▶ [ASSIGNMENT] The whole listing, repeated exactly, is what this task asks for.

= = = = =

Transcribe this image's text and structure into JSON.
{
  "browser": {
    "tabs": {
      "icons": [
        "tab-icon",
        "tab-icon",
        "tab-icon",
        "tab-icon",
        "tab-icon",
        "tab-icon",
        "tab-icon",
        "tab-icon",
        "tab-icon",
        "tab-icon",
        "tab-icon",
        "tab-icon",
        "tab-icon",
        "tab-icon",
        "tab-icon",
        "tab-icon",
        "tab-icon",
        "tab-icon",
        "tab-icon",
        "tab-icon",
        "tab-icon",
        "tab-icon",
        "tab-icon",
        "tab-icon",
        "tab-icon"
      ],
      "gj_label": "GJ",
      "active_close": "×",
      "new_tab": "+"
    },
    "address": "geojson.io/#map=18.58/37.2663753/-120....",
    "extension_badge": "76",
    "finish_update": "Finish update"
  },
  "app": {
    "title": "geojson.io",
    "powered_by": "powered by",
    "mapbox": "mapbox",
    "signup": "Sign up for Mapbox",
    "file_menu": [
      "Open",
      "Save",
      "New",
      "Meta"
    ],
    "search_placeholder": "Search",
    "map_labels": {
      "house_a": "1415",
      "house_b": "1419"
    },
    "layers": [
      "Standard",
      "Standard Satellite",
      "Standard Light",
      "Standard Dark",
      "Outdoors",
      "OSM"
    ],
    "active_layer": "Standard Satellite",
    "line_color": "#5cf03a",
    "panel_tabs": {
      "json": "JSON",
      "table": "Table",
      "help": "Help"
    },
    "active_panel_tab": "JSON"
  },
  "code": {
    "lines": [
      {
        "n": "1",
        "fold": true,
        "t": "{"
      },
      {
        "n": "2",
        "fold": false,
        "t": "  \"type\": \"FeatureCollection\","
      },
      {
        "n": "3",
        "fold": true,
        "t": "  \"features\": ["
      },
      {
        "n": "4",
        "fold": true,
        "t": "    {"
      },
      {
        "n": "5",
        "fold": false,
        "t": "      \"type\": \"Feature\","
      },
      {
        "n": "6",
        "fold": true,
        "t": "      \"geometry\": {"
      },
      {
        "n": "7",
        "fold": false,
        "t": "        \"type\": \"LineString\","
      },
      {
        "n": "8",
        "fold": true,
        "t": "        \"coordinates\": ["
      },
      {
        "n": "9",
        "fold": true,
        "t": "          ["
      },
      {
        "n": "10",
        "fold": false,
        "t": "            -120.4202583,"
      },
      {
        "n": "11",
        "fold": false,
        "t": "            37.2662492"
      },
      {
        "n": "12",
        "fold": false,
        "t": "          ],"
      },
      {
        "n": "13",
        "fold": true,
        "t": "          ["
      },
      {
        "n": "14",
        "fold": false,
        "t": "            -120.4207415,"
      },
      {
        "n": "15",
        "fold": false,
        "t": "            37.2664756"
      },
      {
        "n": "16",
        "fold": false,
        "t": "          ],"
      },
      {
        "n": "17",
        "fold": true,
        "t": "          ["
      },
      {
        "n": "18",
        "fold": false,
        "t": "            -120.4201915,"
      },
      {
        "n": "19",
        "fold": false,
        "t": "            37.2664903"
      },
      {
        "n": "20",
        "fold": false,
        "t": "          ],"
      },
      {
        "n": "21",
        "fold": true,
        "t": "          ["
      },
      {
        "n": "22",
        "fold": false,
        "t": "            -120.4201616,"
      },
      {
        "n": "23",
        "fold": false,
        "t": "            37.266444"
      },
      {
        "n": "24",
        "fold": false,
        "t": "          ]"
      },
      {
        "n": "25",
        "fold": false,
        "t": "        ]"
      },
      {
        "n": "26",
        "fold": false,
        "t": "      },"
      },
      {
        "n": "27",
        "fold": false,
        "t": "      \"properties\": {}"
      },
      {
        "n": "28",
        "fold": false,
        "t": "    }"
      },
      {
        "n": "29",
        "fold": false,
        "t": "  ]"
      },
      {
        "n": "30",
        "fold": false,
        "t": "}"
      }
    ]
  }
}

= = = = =

▶ [SOLVED EXERCISE]
Transcribe this image's text and structure into JSON.
{
  "browser": {
    "tabs": {
      "icons": [
        "tab-icon",
        "tab-icon",
        "tab-icon",
        "tab-icon",
        "tab-icon",
        "tab-icon",
        "tab-icon",
        "tab-icon",
        "tab-icon",
        "tab-icon",
        "tab-icon",
        "tab-icon",
        "tab-icon",
        "tab-icon",
        "tab-icon",
        "tab-icon",
        "tab-icon",
        "tab-icon",
        "tab-icon",
        "tab-icon",
        "tab-icon",
        "tab-icon",
        "tab-icon",
        "tab-icon",
        "tab-icon"
      ],
      "gj_label": "GJ",
      "active_close": "×",
      "new_tab": "+"
    },
    "address": "geojson.io/#map=18.58/37.2663753/-120....",
    "extension_badge": "76",
    "finish_update": "Finish update"
  },
  "app": {
    "title": "geojson.io",
    "powered_by": "powered by",
    "mapbox": "mapbox",
    "signup": "Sign up for Mapbox",
    "file_menu": [
      "Open",
      "Save",
      "New",
      "Meta"
    ],
    "search_placeholder": "Search",
    "map_labels": {
      "house_a": "1415",
      "house_b": "1419"
    },
    "layers": [
      "Standard",
      "Standard Satellite",
      "Standard Light",
      "Standard Dark",
      "Outdoors",
      "OSM"
    ],
    "active_layer": "Standard Satellite",
    "line_color": "#5cf03a",
    "panel_tabs": {
      "json": "JSON",
      "table": "Table",
      "help": "Help"
    },
    "active_panel_tab": "JSON"
  },
  "code": {
    "lines": [
      {
        "n": "1",
        "fold": true,
        "t": "{"
      },
      {
        "n": "2",
        "fold": false,
        "t": "  \"type\": \"FeatureCollection\","
      },
      {
        "n": "3",
        "fold": true,
        "t": "  \"features\": ["
      },
      {
        "n": "4",
        "fold": true,
        "t": "    {"
      },
      {
        "n": "5",
        "fold": false,
        "t": "      \"type\": \"Feature\","
      },
      {
        "n": "6",
        "fold": true,
        "t": "      \"geometry\": {"
      },
      {
        "n": "7",
        "fold": false,
        "t": "        \"type\": \"LineString\","
      },
      {
        "n": "8",
        "fold": true,
        "t": "        \"coordinates\": ["
      },
      {
        "n": "9",
        "fold": true,
        "t": "          ["
      },
      {
        "n": "10",
        "fold": false,
        "t": "            -120.4202583,"
      },
      {
        "n": "11",
        "fold": false,
        "t": "            37.2662492"
      },
      {
        "n": "12",
        "fold": false,
        "t": "          ],"
      },
      {
        "n": "13",
        "fold": true,
        "t": "          ["
      },
      {
        "n": "14",
        "fold": false,
        "t": "            -120.4207415,"
      },
      {
        "n": "15",
        "fold": false,
        "t": "            37.2664756"
      },
      {
        "n": "16",
        "fold": false,
        "t": "          ],"
      },
      {
        "n": "17",
        "fold": true,
        "t": "          ["
      },
      {
        "n": "18",
        "fold": false,
        "t": "            -120.4201915,"
      },
      {
        "n": "19",
        "fold": false,
        "t": "            37.2664903"
      },
      {
        "n": "20",
        "fold": false,
        "t": "          ],"
      },
      {
        "n": "21",
        "fold": true,
        "t": "          ["
      },
      {
        "n": "22",
        "fold": false,
        "t": "            -120.4201616,"
      },
      {
        "n": "23",
        "fold": false,
        "t": "            37.266444"
      },
      {
        "n": "24",
        "fold": false,
        "t": "          ]"
      },
      {
        "n": "25",
        "fold": false,
        "t": "        ]"
      },
      {
        "n": "26",
        "fold": false,
        "t": "      },"
      },
      {
        "n": "27",
        "fold": false,
        "t": "      \"properties\": {}"
      },
      {
        "n": "28",
        "fold": false,
        "t": "    }"
      },
      {
        "n": "29",
        "fold": false,
        "t": "  ]"
      },
      {
        "n": "30",
        "fold": false,
        "t": "}"
      }
    ]
  }
}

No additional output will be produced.